<<<<

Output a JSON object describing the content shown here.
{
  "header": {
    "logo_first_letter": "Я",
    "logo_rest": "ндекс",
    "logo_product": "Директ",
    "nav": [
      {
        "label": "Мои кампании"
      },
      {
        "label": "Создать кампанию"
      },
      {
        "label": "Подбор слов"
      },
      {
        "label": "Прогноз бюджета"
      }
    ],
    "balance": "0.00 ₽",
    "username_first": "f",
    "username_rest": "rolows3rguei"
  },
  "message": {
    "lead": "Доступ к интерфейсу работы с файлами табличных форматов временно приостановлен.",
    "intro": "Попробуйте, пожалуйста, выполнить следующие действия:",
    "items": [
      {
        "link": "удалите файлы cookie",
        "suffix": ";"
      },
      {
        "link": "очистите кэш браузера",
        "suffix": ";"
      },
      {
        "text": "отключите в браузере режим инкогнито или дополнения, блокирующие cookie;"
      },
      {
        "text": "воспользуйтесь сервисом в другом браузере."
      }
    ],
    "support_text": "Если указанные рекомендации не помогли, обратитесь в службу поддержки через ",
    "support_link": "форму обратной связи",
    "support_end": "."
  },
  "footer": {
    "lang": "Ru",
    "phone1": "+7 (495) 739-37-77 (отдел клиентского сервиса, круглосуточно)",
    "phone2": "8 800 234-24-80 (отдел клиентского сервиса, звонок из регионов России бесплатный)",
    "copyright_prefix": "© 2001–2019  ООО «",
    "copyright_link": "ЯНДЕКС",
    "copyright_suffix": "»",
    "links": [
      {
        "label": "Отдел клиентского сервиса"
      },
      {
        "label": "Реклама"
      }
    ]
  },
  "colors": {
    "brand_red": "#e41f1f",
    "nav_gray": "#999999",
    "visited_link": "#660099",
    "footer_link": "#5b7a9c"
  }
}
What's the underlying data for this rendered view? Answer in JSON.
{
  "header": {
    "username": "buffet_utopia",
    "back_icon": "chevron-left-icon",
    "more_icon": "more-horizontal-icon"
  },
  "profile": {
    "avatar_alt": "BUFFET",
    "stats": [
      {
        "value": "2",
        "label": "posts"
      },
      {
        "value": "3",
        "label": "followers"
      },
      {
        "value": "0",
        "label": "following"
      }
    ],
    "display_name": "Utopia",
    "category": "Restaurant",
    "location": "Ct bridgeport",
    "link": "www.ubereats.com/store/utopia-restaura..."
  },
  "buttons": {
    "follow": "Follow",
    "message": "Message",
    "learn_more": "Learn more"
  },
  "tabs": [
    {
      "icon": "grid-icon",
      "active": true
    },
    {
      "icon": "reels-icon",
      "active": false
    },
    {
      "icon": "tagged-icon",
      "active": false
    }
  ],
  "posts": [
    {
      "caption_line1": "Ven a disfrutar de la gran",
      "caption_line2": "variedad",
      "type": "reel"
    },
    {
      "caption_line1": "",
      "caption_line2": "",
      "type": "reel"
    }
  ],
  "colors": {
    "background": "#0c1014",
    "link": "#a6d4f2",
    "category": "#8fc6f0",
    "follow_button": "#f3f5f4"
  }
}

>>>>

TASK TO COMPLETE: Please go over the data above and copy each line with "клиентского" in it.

WRITTEN RESPONSE:
    "phone1": "+7 (495) 739-37-77 (отдел клиентского сервиса, круглосуточно)",
    "phone2": "8 800 234-24-80 (отдел клиентского сервиса, звонок из регионов России бесплатный)",
        "label": "Отдел клиентского сервиса"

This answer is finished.